What is being asked: Report all lines of the data below that hold the word "java".
===== Exercise inputs =====
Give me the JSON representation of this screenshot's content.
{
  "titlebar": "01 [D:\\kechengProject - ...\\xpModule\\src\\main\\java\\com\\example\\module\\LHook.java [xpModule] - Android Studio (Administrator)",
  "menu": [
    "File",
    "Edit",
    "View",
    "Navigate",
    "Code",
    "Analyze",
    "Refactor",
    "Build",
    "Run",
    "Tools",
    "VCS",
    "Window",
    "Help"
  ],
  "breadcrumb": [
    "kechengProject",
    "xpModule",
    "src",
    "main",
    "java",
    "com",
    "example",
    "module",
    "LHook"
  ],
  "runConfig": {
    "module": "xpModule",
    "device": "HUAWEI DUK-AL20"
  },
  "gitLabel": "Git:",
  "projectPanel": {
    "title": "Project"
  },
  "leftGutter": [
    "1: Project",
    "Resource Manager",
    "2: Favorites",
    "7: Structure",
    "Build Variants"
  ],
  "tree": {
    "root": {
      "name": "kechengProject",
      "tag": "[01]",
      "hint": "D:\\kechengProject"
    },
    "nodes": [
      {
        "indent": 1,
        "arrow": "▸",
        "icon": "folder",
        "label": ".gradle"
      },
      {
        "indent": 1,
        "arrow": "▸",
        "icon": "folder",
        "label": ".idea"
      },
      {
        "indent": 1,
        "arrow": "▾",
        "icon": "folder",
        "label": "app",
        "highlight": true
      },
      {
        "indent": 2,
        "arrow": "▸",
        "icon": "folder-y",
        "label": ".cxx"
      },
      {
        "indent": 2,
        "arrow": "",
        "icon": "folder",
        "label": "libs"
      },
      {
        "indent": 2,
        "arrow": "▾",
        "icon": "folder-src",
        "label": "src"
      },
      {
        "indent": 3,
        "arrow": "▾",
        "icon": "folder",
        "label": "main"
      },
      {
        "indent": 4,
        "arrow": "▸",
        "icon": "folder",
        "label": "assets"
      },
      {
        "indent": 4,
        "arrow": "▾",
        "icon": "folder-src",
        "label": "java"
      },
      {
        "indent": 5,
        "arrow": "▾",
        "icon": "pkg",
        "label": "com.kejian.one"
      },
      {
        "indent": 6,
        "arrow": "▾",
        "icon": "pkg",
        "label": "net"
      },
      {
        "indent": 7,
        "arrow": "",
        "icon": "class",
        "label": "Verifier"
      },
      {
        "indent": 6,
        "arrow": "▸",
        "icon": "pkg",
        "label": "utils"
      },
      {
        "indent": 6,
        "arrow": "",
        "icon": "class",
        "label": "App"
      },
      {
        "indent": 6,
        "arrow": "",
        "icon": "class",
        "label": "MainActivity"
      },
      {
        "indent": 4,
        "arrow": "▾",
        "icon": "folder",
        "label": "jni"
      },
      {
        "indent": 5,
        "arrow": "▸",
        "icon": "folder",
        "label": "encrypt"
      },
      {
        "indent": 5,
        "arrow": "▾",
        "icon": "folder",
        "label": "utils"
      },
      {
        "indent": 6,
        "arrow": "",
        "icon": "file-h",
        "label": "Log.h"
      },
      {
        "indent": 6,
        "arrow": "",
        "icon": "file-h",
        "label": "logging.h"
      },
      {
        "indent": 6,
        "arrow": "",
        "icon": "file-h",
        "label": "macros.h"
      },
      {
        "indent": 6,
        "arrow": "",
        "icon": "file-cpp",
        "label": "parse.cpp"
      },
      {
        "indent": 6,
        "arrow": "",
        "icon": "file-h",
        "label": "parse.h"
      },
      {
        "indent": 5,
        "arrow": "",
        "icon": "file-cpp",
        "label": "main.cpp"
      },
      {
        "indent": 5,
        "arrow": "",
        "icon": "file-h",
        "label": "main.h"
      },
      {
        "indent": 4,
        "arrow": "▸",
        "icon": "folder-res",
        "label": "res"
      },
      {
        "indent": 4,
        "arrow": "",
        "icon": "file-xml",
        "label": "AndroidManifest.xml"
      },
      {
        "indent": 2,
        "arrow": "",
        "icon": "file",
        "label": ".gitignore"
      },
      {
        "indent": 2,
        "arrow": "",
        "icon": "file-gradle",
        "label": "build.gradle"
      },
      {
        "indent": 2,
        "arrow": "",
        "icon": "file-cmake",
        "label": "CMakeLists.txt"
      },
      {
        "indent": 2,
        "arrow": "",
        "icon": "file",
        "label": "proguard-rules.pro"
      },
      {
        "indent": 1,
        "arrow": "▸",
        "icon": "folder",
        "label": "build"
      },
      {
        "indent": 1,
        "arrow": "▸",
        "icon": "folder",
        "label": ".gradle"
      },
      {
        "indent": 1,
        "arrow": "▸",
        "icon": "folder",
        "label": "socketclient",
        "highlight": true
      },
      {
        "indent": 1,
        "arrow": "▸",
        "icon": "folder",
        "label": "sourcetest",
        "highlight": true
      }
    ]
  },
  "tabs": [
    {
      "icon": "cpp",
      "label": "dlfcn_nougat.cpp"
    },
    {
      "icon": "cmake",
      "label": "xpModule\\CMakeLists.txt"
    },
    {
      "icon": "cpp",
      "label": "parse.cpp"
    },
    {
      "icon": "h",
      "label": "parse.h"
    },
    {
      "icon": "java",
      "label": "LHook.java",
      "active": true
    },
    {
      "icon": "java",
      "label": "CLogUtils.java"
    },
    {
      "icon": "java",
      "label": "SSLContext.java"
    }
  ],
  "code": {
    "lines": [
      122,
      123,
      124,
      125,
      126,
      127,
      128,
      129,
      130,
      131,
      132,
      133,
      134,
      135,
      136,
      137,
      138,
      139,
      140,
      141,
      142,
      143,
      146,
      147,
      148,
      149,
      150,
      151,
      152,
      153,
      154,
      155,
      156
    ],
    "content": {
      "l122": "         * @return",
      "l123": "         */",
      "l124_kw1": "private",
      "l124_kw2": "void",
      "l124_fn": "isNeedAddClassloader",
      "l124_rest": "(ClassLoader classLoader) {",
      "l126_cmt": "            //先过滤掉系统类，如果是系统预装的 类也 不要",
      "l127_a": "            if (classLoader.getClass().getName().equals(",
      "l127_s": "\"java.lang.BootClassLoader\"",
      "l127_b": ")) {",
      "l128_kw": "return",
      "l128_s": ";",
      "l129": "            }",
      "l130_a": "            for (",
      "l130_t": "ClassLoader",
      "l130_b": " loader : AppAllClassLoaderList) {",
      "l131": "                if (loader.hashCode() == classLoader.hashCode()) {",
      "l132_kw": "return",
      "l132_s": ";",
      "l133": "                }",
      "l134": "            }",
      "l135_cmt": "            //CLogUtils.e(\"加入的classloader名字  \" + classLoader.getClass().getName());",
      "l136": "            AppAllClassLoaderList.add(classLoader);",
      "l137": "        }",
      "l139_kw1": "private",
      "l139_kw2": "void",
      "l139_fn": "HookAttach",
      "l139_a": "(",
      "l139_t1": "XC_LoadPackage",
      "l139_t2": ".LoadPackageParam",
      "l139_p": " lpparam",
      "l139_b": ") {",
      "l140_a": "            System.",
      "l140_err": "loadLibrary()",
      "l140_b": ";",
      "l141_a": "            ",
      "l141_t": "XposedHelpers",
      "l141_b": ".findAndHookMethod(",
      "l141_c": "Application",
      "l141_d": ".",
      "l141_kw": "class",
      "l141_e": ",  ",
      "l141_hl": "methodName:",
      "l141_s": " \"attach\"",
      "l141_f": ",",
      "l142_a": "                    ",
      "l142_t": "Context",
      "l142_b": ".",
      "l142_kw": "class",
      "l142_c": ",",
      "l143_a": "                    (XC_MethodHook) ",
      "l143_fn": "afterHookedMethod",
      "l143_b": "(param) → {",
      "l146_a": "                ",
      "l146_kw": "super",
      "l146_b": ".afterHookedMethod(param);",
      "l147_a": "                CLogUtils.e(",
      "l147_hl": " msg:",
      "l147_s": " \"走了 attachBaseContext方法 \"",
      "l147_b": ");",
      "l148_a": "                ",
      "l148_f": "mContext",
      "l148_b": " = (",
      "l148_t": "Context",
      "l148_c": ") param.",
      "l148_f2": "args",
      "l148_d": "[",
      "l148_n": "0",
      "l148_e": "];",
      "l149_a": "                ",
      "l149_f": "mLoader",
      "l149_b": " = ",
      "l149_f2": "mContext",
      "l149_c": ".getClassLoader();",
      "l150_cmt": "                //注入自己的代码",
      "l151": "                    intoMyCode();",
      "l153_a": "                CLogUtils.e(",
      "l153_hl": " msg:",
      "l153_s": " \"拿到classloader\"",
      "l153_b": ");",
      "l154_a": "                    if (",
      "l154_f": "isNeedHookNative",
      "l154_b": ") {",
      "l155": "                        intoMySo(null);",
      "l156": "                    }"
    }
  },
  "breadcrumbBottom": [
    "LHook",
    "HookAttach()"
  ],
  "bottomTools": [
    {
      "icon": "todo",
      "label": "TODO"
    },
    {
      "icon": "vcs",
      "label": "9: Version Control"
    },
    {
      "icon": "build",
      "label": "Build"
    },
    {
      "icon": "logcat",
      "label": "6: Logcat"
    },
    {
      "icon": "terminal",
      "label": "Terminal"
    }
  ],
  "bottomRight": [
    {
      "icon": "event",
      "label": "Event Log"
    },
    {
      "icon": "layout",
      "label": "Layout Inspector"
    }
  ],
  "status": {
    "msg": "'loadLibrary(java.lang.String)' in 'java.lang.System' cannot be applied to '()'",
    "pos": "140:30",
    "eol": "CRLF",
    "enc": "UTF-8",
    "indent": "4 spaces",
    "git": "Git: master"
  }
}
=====
Task response:
  "titlebar": "01 [D:\\kechengProject - ...\\xpModule\\src\\main\\java\\com\\example\\module\\LHook.java [xpModule] - Android Studio (Administrator)",
    "java",
        "label": "java"
      "icon": "java",
      "label": "LHook.java",
      "icon": "java",
      "label": "CLogUtils.java"
      "icon": "java",
      "label": "SSLContext.java"
      "l127_s": "\"java.lang.BootClassLoader\"",
    "msg": "'loadLibrary(java.lang.String)' in 'java.lang.System' cannot be applied to '()'",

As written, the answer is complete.